◆ **EXERCISE DATA**:

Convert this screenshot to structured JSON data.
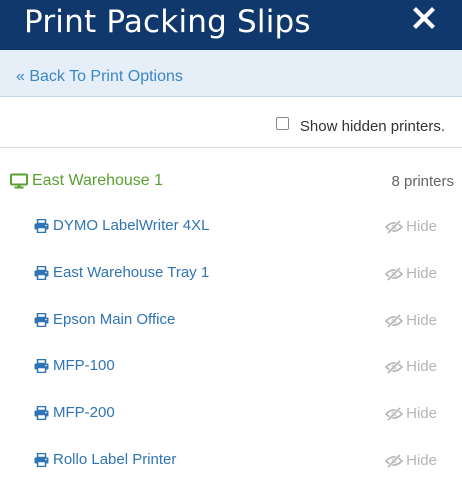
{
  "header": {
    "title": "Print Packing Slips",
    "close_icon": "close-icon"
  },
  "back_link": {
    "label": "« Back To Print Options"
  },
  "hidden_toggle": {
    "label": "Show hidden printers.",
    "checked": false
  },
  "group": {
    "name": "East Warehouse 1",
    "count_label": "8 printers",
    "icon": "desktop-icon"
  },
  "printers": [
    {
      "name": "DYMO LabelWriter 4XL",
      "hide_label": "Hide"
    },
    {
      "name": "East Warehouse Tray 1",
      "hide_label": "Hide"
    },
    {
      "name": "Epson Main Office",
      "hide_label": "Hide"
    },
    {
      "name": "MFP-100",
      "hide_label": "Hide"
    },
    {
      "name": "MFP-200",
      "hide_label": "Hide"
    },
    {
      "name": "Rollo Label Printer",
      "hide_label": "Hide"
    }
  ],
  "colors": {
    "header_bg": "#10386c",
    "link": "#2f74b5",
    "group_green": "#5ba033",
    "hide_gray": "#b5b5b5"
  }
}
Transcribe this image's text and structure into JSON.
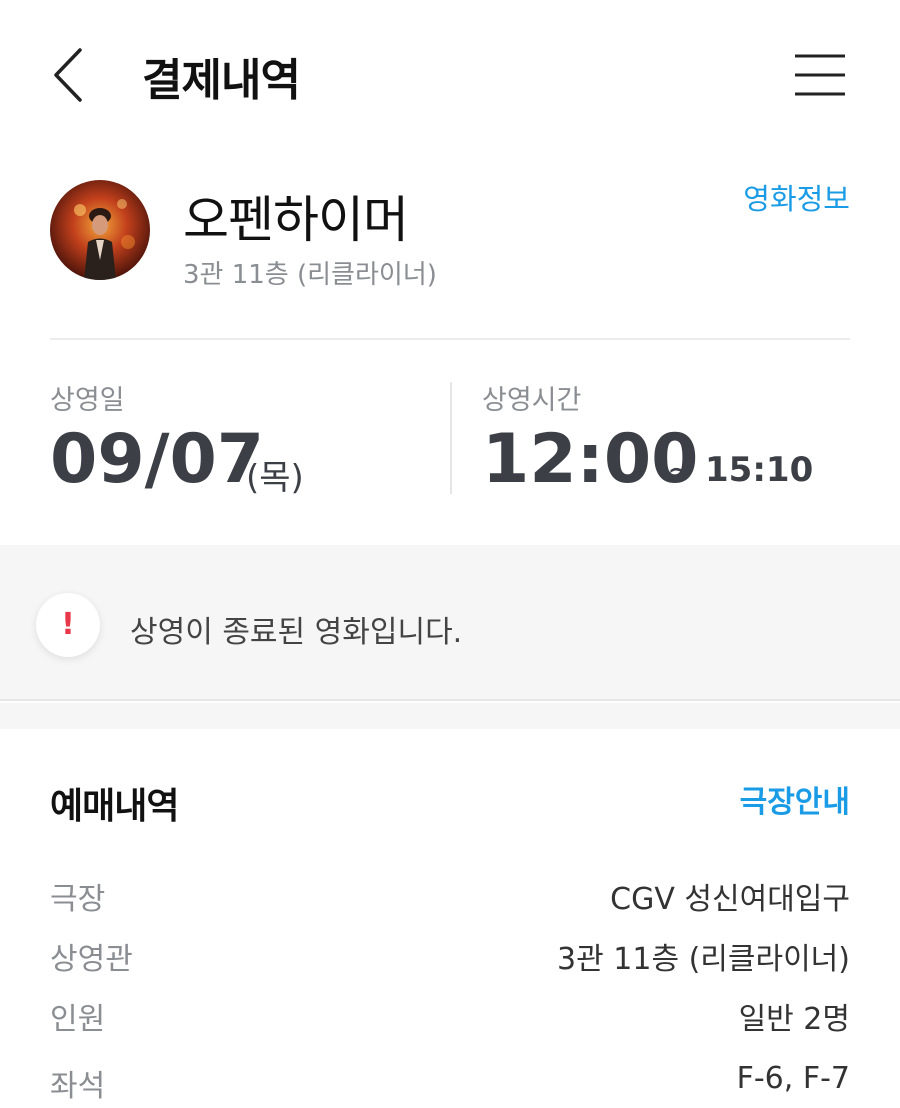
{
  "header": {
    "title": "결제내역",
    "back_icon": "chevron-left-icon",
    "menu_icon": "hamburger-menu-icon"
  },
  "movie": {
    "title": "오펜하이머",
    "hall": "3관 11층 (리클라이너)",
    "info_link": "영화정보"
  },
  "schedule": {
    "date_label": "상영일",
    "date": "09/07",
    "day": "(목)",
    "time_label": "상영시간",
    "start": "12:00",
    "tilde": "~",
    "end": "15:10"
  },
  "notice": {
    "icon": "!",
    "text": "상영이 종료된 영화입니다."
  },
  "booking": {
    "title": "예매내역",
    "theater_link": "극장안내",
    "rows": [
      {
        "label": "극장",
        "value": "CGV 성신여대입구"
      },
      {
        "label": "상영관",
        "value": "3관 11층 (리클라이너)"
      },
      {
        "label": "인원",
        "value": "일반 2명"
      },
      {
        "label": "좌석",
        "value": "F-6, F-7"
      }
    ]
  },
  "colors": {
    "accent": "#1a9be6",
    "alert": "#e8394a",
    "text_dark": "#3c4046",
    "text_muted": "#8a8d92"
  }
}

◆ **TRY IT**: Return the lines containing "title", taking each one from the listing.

◆ **ANSWER TO THIS EXERCISE**:
    "title": "Print Packing Slips",
    "title": "결제내역",
    "title": "오펜하이머",
    "title": "예매내역",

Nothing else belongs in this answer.